The reader can get a taste of his style in his social history of Mexico City “El Monstruo: Dread and Redemption in Mexico City” published in 2009 by Nation Books. The book contains a few errors of fact, but it is right on the main points and extremely funny. Getting his crazy stuff in my e-mail in box will be sorely missed.
Bishop Samuel Ruiz was born in Irapuato in the ultra-Catholic state of Guanajuato in Central Mexico, at a time when the “Cristero” movement was fighting gun-in-hand against the militantly secularist policies of the Mexican state.
In 1960, he became Bishop of San Cristobal de las Casas in Mexico’s southernmost and most “indigenous” state, Chiapas.
The city is named for brother Bartolome de las Casas, a 16th century Spanish priest famous for his denunciations of the mistreatment of Latin America’s native people by the Spanish conquistadores. Gradually Samuel Ruiz began to adopt the same stance as defender of the indigenous poor against exploitative non-indigenous landowners and abusive political bosses. He also became a promoter of the use of native languages and symbols within the Catholic Church, and trained of thousands of lay catechists to work in Tzotzil, Tzeltal, Tojolabal and other indigenous language communities.
During the 1960s and 1970s, inspired by the liberalizing influences of Pope John XXIII and the Second Vatican Council, a mostly Catholic left-trending movement called “Liberation Theology” flourished in Nicaragua, Brazil and other places, before the lid was clamped down by Pope John Paul II.
Central American activists used to kid me by asking me how I could be a good Marxist if I was not a Catholic, so strong was that tendency. But it was never very strong in Mexico, so church support for Ruiz was limited.
Though Bishop Ruiz had a mild and unassuming mien, he was absolutely fearless in backing up his progressive theology with action. When the Zapatista rebellion broke out on January 1 1994, as a protest against the anticipated impact of NAFTA (which came in force that day), Bishop Ruiz was among the key figures in Mexico who took a public and physical stand to stay the hand of state repression.
Ruiz became the natural mediator between the Zapatistas and the government, playing a key role in the 1995 accords (never fully implemented) of San Andres Larrainzar, Chiapas, designed to end the conflict.
Because of his defense of the indigenous poor, Ruiz was hated by local landowners and local and national political bosses as well as important people in the church. He was threatened and shot at. In 2000, he was finally forced to retire.

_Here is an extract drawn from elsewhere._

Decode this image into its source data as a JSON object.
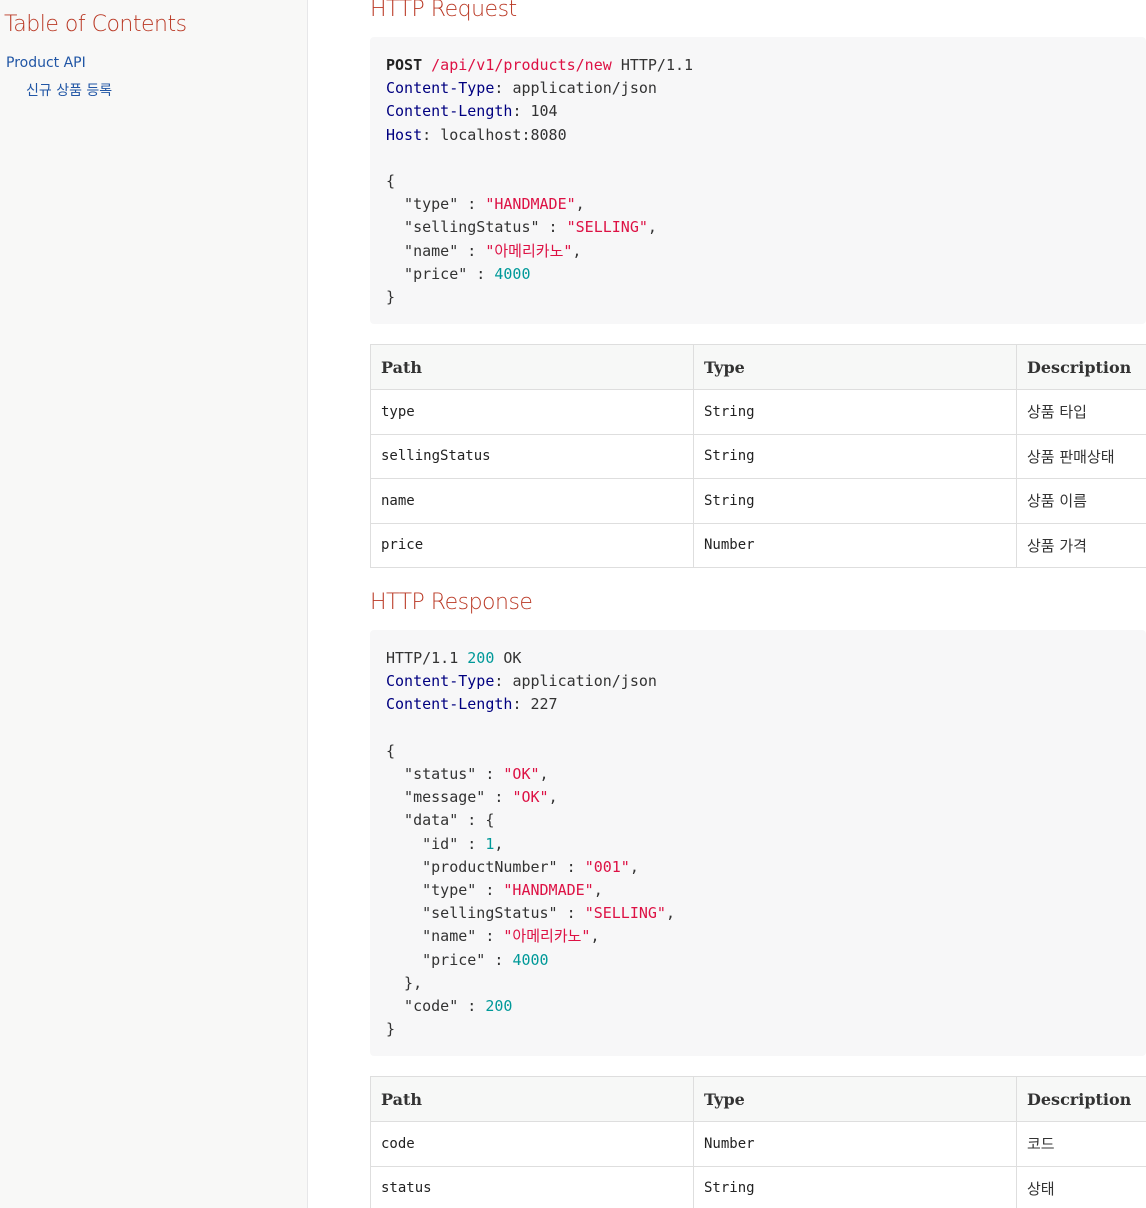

Neither church nor state could silence Johnny Ross and Samuel Ruiz, but time eventually stops all our mouths. The seeds they sowed continue to germinate in lush profusion.
Photo: Crowd of mourners surround the coffin of Bishop Samuel Ruiz at funeral service in San Cristobal de las Casas, Mexico, Jan. 26. (Eduardo Verdugo/AP)